NFL Flex Schedule Changes Phelps Edelman's Mark Hass Leaving In July Orioles Launch License Plate Auction WME Signs LeBron For Entertainment Work Fox Introduces Buck, Norman As Golf Announcers Castrol Renews NFL Sponsorship Boston Marathon Participation Most Since '96 Wrigley Field Celebrates 100 Years
SBD/Jan. 17, 2011/Sports in SocietyPrint All
With the floods this month in the Australian state of Queensland "generating headlines globally," top tennis players and Australian Open officials organized "Rally for Relief," which took place yesterday at Rod Laver Arena, according to Christopher Clarey of the N.Y. TIMES. Images of "flooded homes and despair in Queensland" appeared on the video screens above the court "in a space usually reserved for Hawkeye replays or flashy groundstrokes." Kim Clijsters said of the floods, "I think we've all been very shocked and surprised by a lot of the images." Tennis and humanitarianism "have long been intertwined, with meaningful charity work being done through the decades." But "what separates this latest generation -- the most collegial and civic-minded in the sport's recent history -- is its ability to react magnanimously and collectively in a hurry." This is "fast becoming a habit and a good one." Ahead of last year's Australian Open, Roger Federer was the "driving force behind organizing" an exhibition for Haiti earthquake relief.

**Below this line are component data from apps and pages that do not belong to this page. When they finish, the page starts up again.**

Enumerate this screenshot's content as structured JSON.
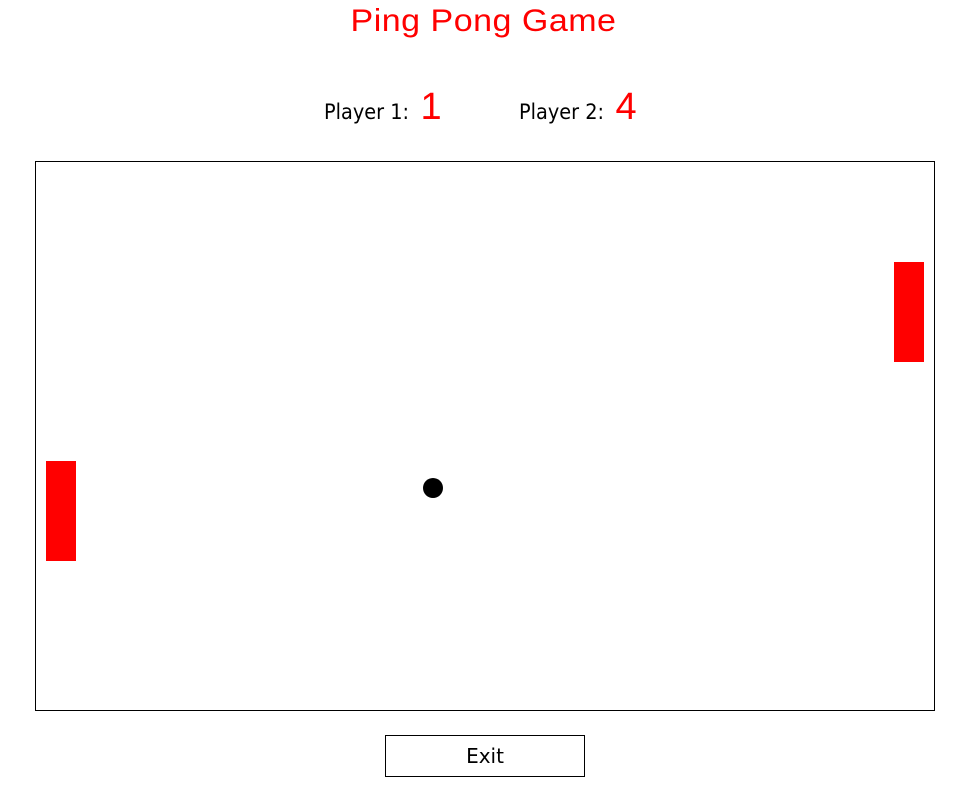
{
  "header": {
    "title": "Ping Pong Game"
  },
  "scoreboard": {
    "player1_label": "Player 1:",
    "player1_score": "1",
    "player2_label": "Player 2:",
    "player2_score": "4"
  },
  "game": {
    "paddle_color": "#ff0000",
    "ball_color": "#000000",
    "border_color": "#000000"
  },
  "controls": {
    "exit_label": "Exit"
  }
}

What "distinguishes this group of leading players is not just a gesture like the one Sunday, but the spirit that prevails." Federer and Rafael Nadal "continue to set aside their rivalry for good causes and sometimes leverage it for good causes, too," as they "played back-to-back exhibition matches last month for their respective foundations in Zurich and Madrid" (N.Y. TIMES, 1/17). In Sydney, Emma Quayle notes "more than 15,000 people" watched Federer, Nadal, Clijsters, Lleyton Hewitt, Andy Murray, Justine Henin, Ana Ivanovic and others warm up for the Australian Open with a "light-hearted, miked-up hit." Novak Djokovic "invaded the media box and pinched a photographer's camera to test out his skills, and Andy Roddick recruited a referee to take his place on court." About $750,000 was "raised for flood victims on the day and was matched by Queensland Energy Resources." That is "sure to rise further as several players auction shirts, racquets and other memorabilia." Australia native Sam Stosur "will donate $500 for each ace she serves in the Open," and the ATP World Tour and WTA "will contribute $10 for each ace served in the summer tournaments" (SYDNEY MORNING HERALD, 1/17).
BOGUT DOING HIS PART: In Milwaukee, Charles Gardner reported Bucks C Andrew Bogut "wants to help the people of his native Australia after massive flooding destroyed communities in Queensland." He is "offering an NBA 'dream package' to be auctioned off on eBay, with all proceeds from the auction to go to the Premier's Disaster Relief Fund." Bogut "will provide expenses for four fans -- from anywhere in the world -- to fly to Milwaukee via Los Angeles for a week of sightseeing, game tickets and accommodations." The package will include "four tickets to a Lakers game in Los Angeles, four courtside seats to a Bucks game at the Bradley Center and a dinner for four with Bogut at one of his favorite Milwaukee restaurants" (JSONLINE.com, 1/15). The AP noted Bogut also is "giving away autographed jerseys, game worn shoes and other memorabilia" (AP, 1/14).
ALL HANDS ON DECK: BLOOMBERG NEWS' Sarah McDonald reported Lance Armstrong and the other 132 riders competing in this week's Tour Down Under are "doing their bit" for flood relief. Race organizers said that all of the almost US$16,000 in individual prize money from Saturday's Cancer Council Classic race "will be donated to the appeal." The Australian Football League also is "considering a number of proposals to assist with the relief effort, including an All-Stars match," and Football Federation Australia donated US$99,513 to the relief effort. The FFA said that it "will use matches next weekend to help raise more relief funds" (BLOOMBERG NEWS, 1/16).